Required work: From the entries below, gather every line containing the string "доходах".

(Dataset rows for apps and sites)
····················
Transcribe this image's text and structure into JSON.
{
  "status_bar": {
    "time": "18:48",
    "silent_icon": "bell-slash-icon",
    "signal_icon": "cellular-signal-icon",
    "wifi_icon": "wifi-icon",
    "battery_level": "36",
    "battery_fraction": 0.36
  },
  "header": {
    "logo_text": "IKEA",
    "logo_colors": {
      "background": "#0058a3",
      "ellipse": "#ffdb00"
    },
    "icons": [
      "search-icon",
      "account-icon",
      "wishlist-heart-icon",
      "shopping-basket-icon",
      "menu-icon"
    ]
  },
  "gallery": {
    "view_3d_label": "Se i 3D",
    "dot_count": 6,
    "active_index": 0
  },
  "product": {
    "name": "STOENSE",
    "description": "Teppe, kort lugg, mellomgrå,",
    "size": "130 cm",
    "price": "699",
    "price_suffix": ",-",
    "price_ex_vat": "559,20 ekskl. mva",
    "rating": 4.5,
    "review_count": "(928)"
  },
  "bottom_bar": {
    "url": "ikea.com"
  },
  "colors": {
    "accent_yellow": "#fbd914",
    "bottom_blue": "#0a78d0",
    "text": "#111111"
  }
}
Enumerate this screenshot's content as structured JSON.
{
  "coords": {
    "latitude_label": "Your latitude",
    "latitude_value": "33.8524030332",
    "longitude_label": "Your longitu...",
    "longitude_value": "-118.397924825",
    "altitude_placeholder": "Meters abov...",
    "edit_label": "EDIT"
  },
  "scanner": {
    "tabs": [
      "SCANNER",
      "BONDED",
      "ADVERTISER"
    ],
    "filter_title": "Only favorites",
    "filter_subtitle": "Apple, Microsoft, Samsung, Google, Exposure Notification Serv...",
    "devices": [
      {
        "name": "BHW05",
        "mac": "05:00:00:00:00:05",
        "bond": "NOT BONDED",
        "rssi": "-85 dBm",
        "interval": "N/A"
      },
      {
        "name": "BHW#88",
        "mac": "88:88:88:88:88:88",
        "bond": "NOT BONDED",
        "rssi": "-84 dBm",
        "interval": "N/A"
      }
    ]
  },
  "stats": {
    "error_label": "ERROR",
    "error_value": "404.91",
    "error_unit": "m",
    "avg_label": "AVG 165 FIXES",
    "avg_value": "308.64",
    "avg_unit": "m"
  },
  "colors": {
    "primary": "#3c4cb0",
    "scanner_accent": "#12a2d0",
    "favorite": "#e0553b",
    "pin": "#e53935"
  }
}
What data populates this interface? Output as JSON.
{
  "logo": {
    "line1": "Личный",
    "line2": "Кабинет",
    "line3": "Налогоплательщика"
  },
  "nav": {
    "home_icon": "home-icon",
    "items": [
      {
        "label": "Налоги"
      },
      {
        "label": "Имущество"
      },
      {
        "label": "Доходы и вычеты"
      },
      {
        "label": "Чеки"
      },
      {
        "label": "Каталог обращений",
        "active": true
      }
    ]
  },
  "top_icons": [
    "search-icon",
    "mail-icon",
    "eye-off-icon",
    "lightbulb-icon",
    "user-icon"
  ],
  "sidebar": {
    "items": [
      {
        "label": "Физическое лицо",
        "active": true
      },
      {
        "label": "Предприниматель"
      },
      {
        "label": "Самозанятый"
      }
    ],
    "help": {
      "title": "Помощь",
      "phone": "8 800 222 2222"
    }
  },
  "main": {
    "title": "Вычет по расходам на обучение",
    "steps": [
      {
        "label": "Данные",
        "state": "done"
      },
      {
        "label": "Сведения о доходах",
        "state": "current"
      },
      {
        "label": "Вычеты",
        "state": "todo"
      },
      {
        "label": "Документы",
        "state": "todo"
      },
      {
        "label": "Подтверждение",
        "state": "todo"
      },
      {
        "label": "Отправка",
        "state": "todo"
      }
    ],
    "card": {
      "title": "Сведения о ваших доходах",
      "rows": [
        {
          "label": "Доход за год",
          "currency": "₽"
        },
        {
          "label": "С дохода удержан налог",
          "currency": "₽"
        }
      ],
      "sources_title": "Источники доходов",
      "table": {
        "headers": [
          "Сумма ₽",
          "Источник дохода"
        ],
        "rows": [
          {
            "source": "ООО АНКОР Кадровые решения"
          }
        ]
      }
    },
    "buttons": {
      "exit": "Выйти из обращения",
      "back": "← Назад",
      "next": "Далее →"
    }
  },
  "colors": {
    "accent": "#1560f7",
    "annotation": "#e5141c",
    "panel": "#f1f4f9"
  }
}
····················
Answer section:
        "label": "Сведения о доходах",
      "title": "Сведения о ваших доходах",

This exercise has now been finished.